FALL AND WINTER Hours of Operation

9:00 am to 5:00 pm Mon-Sat
10:00 am to 5:00 pm Sunday


9:00 am to 6:00 pm Mon-Sat
10:00 am to 6:00 pm Sunday


Pruning trees


Pruning is a means of maintaining tree vigour, improving structural soundness, and enhancing live-ability. Pruning is the process of removing dead branches and stems, removing branches that are structurally unsound or will in the future cause structural problems, and taking into consider- ation overhead wires, buildings, vehicle and pedestrian traffic and thereby making it easier for people and the tree to live in harmony.

Most deciduous ornamental trees (poplar maple, elm, willow) should be given a through pruning every three years and minor “touch up” pruning annually. A through pruning involves removing dead limbs, crossing branches (or branches that will cross in the future), overhead line clearance (when safe to do so), pruning limbs off roofs. Most large trees can be pruned any time of year. Exceptions to this are birches and maples which will bleed sap unless pruned while in leaf. A further exception to this rule are northern elm trees which may not be pruned between April 13 and July 31. This is to help prevent the spread of Dutch Elm Disease. If possible avoid fall pruning as many types of decay fungus spores are present at this time. A “touch up” pruning involves the removal of suckering growth, and dead and diseased wood.

Fruit trees often need an annual pruning and are typically pruned before leafing out in the spring. Prune to control top growth, and let light into the centre of the tree. Ideally fruit trees are pruned to a low and wide form. This eases picking and maximizes light penetration. Proper disinfecting of pruning tools is an important part of pruning of fruit trees as many diseases may be spread by contaminated saws and clippers.

Coniferous trees (spruce, pine, fir, cedar, juniper) do not take well to pruning and should be allowed to maintain their natural shape. When growth starts in the spring, up to two- thirds of the new growth may be safely removed to control growth. Coniferous trees don’t regrow cut branches, and needles only remain on a tree for about five years.
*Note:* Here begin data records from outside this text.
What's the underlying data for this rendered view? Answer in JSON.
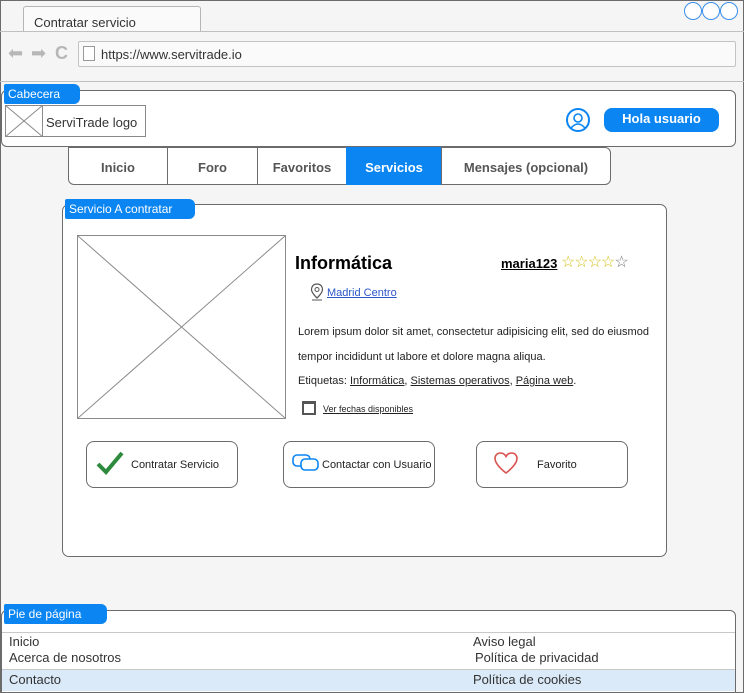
{
  "browser": {
    "tab_title": "Contratar servicio",
    "url": "https://www.servitrade.io"
  },
  "header": {
    "tag": "Cabecera",
    "logo_text": "ServiTrade logo",
    "user_button": "Hola usuario"
  },
  "nav": {
    "items": [
      "Inicio",
      "Foro",
      "Favoritos",
      "Servicios",
      "Mensajes (opcional)"
    ],
    "active": "Servicios"
  },
  "service": {
    "tag": "Servicio A contratar",
    "title": "Informática",
    "seller": "maria123",
    "rating": 4,
    "rating_max": 5,
    "location": "Madrid Centro ",
    "description": "Lorem ipsum dolor sit amet, consectetur adipisicing elit, sed do eiusmod tempor incididunt ut labore et dolore magna aliqua.",
    "tags_label": "Etiquetas: ",
    "tags": [
      "Informática",
      "Sistemas operativos",
      "Página web"
    ],
    "dates_link": "Ver fechas disponibles",
    "buttons": {
      "hire": "Contratar Servicio",
      "contact": "Contactar con Usuario",
      "favorite": "Favorito"
    }
  },
  "footer": {
    "tag": "Pie de página",
    "left_links": [
      "Inicio",
      "Acerca de nosotros",
      "Contacto"
    ],
    "right_links": [
      "Aviso legal",
      "Política de privacidad",
      "Política de cookies"
    ]
  },
  "colors": {
    "accent": "#0a85f2",
    "check": "#2e8b3e",
    "heart": "#d9534f",
    "star": "#d2c21f"
  }
}
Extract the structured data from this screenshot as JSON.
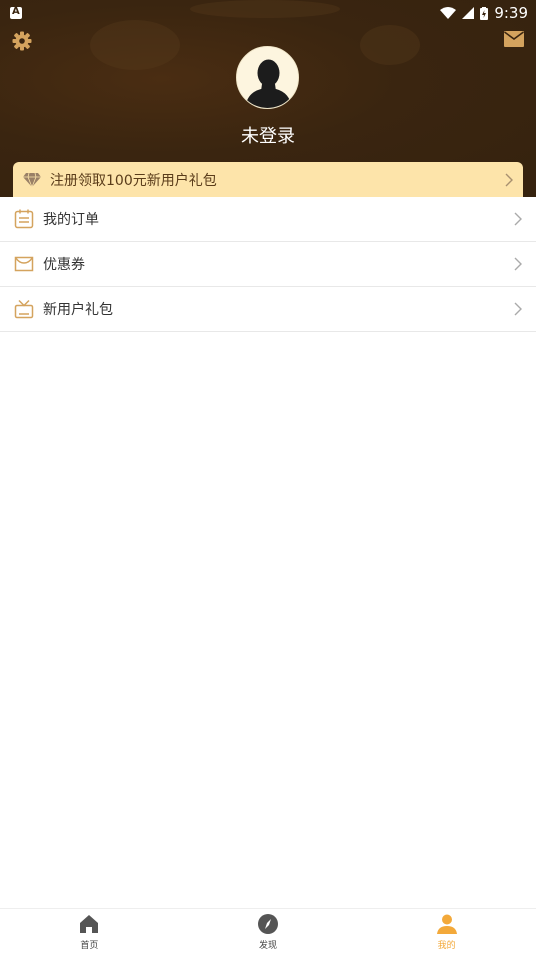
{
  "status_bar": {
    "time": "9:39"
  },
  "colors": {
    "header_bg": "#3a2510",
    "accent": "#f3a93a",
    "icon_gold": "#d4a35e",
    "promo_bg": "#fde4aa"
  },
  "header": {
    "settings_icon": "gear-icon",
    "mail_icon": "mail-icon",
    "avatar_icon": "user-silhouette",
    "login_text": "未登录"
  },
  "promo": {
    "icon": "diamond-icon",
    "text": "注册领取100元新用户礼包"
  },
  "menu": {
    "items": [
      {
        "icon": "order-list-icon",
        "label": "我的订单"
      },
      {
        "icon": "coupon-icon",
        "label": "优惠券"
      },
      {
        "icon": "gift-box-icon",
        "label": "新用户礼包"
      }
    ]
  },
  "tabbar": {
    "tabs": [
      {
        "icon": "home-icon",
        "label": "首页",
        "active": false
      },
      {
        "icon": "compass-icon",
        "label": "发现",
        "active": false
      },
      {
        "icon": "person-icon",
        "label": "我的",
        "active": true
      }
    ]
  }
}
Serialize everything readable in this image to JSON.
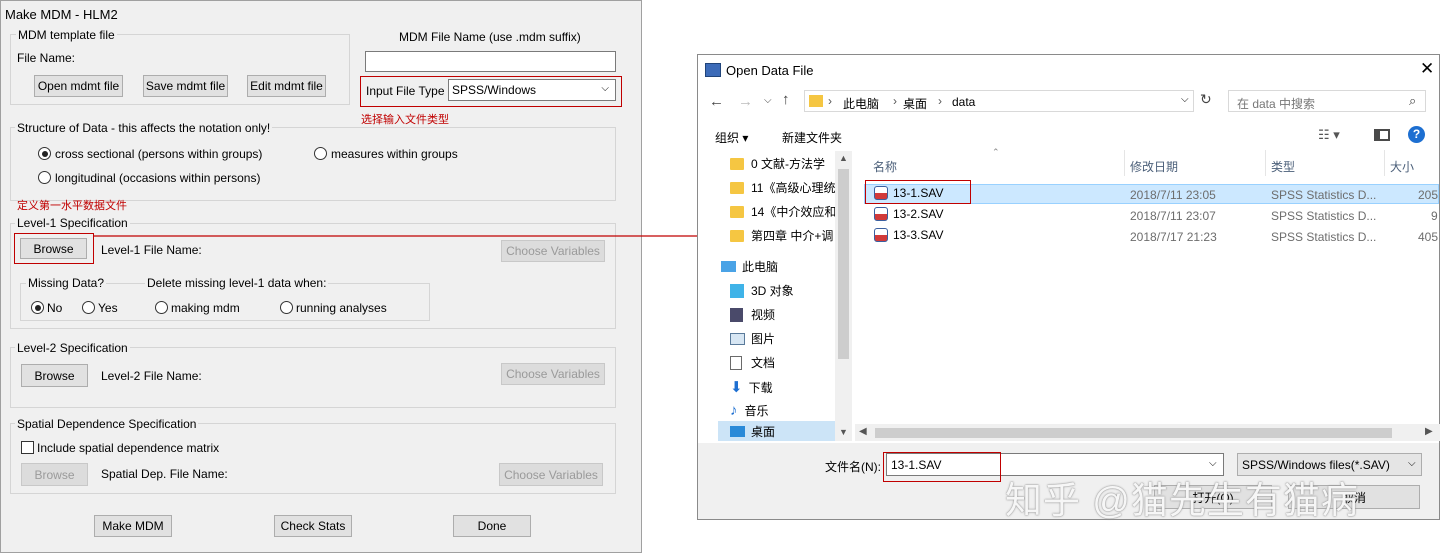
{
  "mdm": {
    "title": "Make MDM - HLM2",
    "template_group": "MDM template file",
    "file_name_label": "File Name:",
    "open_btn": "Open mdmt file",
    "save_btn": "Save mdmt file",
    "edit_btn": "Edit mdmt file",
    "mdm_file_label": "MDM File Name (use .mdm suffix)",
    "mdm_file_value": "",
    "input_type_label": "Input File Type",
    "input_type_value": "SPSS/Windows",
    "anno_input_type": "选择输入文件类型",
    "structure_group": "Structure of Data - this affects the notation only!",
    "opt_cross": "cross sectional (persons within groups)",
    "opt_measures": "measures within groups",
    "opt_long": "longitudinal (occasions within persons)",
    "anno_level1": "定义第一水平数据文件",
    "level1_group": "Level-1 Specification",
    "browse": "Browse",
    "level1_file_label": "Level-1 File Name:",
    "choose_vars": "Choose Variables",
    "missing_label": "Missing Data?",
    "delete_label": "Delete missing level-1 data when:",
    "no": "No",
    "yes": "Yes",
    "making_mdm": "making mdm",
    "running_analyses": "running analyses",
    "level2_group": "Level-2 Specification",
    "level2_file_label": "Level-2 File Name:",
    "spatial_group": "Spatial Dependence Specification",
    "include_spatial": "Include spatial dependence matrix",
    "spatial_file_label": "Spatial Dep. File Name:",
    "make_mdm": "Make MDM",
    "check_stats": "Check Stats",
    "done": "Done"
  },
  "open": {
    "title": "Open Data File",
    "crumbs": [
      "此电脑",
      "桌面",
      "data"
    ],
    "search_placeholder": "在 data 中搜索",
    "organize": "组织 ▾",
    "new_folder": "新建文件夹",
    "nav": [
      "0 文献-方法学",
      "11《高级心理统",
      "14《中介效应和",
      "第四章 中介+调",
      "此电脑",
      "3D 对象",
      "视频",
      "图片",
      "文档",
      "下载",
      "音乐",
      "桌面"
    ],
    "columns": [
      "名称",
      "修改日期",
      "类型",
      "大小"
    ],
    "files": [
      {
        "name": "13-1.SAV",
        "date": "2018/7/11 23:05",
        "type": "SPSS Statistics D...",
        "size": "205"
      },
      {
        "name": "13-2.SAV",
        "date": "2018/7/11 23:07",
        "type": "SPSS Statistics D...",
        "size": "9"
      },
      {
        "name": "13-3.SAV",
        "date": "2018/7/17 21:23",
        "type": "SPSS Statistics D...",
        "size": "405"
      }
    ],
    "filename_label": "文件名(N):",
    "filename_value": "13-1.SAV",
    "filter_value": "SPSS/Windows files(*.SAV)",
    "open_btn": "打开(O)",
    "cancel_btn": "取消"
  },
  "watermark": "知乎 @猫先生有猫病"
}
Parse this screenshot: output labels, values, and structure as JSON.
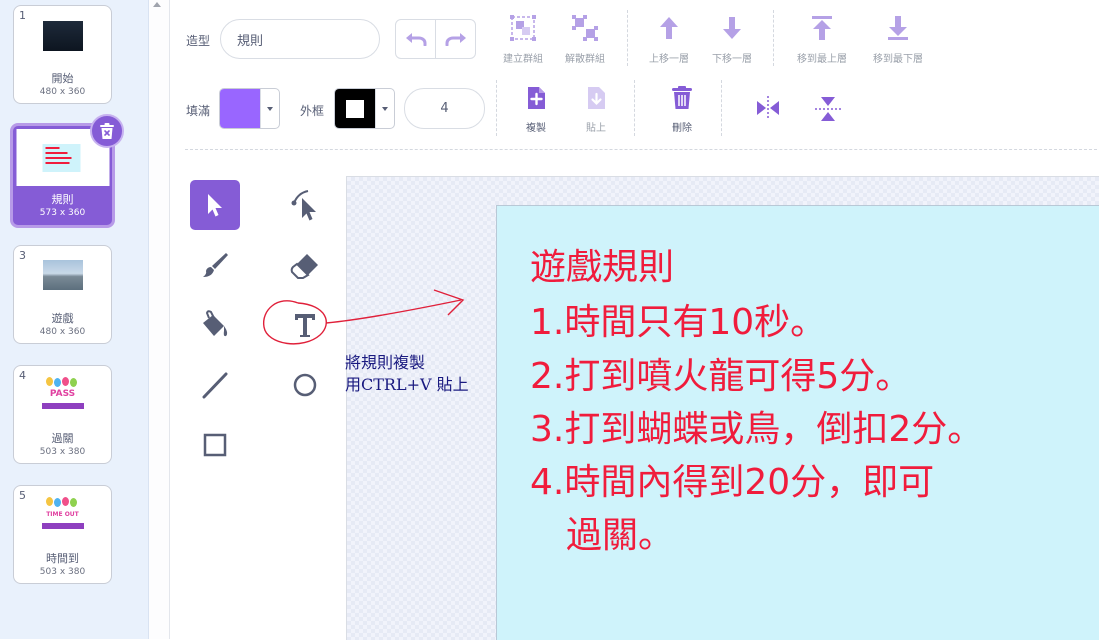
{
  "costumes": [
    {
      "number": "1",
      "name": "開始",
      "size": "480 x 360",
      "thumb": "dark"
    },
    {
      "number": "2",
      "name": "規則",
      "size": "573 x 360",
      "thumb": "rules",
      "selected": true
    },
    {
      "number": "3",
      "name": "遊戲",
      "size": "480 x 360",
      "thumb": "city"
    },
    {
      "number": "4",
      "name": "過關",
      "size": "503 x 380",
      "thumb": "pass",
      "thumb_text": "PASS"
    },
    {
      "number": "5",
      "name": "時間到",
      "size": "503 x 380",
      "thumb": "timeout",
      "thumb_text": "TIME OUT"
    }
  ],
  "toolbar": {
    "costume_label": "造型",
    "costume_name": "規則",
    "group_label": "建立群組",
    "ungroup_label": "解散群組",
    "forward_label": "上移一層",
    "backward_label": "下移一層",
    "front_label": "移到最上層",
    "back_label": "移到最下層",
    "fill_label": "填滿",
    "fill_color": "#9966ff",
    "outline_label": "外框",
    "outline_color": "#000000",
    "outline_width": "4",
    "copy_label": "複製",
    "paste_label": "貼上",
    "delete_label": "刪除"
  },
  "canvas": {
    "rules": [
      "遊戲規則",
      "1.時間只有10秒。",
      "2.打到噴火龍可得5分。",
      "3.打到蝴蝶或鳥，倒扣2分。",
      "4.時間內得到20分，即可",
      "過關。"
    ],
    "text_color": "#f01c3c",
    "box_color": "#cff3fb"
  },
  "annotation": {
    "line1": "將規則複製",
    "line2": "用CTRL+V 貼上"
  },
  "colors": {
    "accent": "#855cd6",
    "icon_purple": "#855cd6",
    "icon_disabled": "#b5a1e6",
    "annotation_red": "#e0203a"
  }
}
The natural pyramid form of spruce and fir tree is destroyed by top removal in any attempts to control vertical growth.

Positioning of Pruning Cut

Formerly people were encouraged to remove a tree limb by making the pruning cut flush with the tree bark and in many cases this is OK. Flush cuts can possibly cause structural damage to the tree, and sometimes do not close properly thus providing an opportunity for infection and decay to infect the tree.

The current method often advised is to locate a pruning cut is at the point at which a tree limb is naturally lost. Look at the point of attachment of a branch and a main stem meet. There is usually a swelling, particularly on smaller branches. This swelling is called the “branch collar”. When using clippers or a handsaw, pruning cuts should be made directly outside of this swelling (ie. towards the end of the branch). Larger branches may not show signs of this swelling, but on the bark of the tree there is an line defined by an area of raised bark centred in the branch crotch. A pruning cut to remove a larger limb should be made on branch close to but not cutting in to the trunk, and parallel to the line created by the raised bark.

When cutting with a chainsaw, the position of the cut is a point mid-way between the branch collar and the branch bark ridge. The cut is made by starting at the top of the branch collar and cutting straight down. Sometimes a cut is made under the limb first to prevent bark stripping when the limb falls.

Some Basic Rules of Pruning

1. Remove dead and diseased wood.

2. Remove structurally unsound wood (crossing and rubbing branches.)

3. Remove less than one third of the foliage bearing wood.

4. Try to avoid cuts greater than 15 cm in diameter.

5. Never leave a stub that is incapable of further growth (ie. no branches or buds.)

6. When making a “stubbing cut” to control lateral growth, cut back to a branch at least one-third the diameter of the branch removed.

7. When removing a dead top, cut back to a limb that can assume the role of a new growing top.

8. You do not usually want to not top a tree to control height.

9. Target pruning cuts to the branch collar.

10. Pruning paint may only be effective in prevent desiccation of large pruning wounds.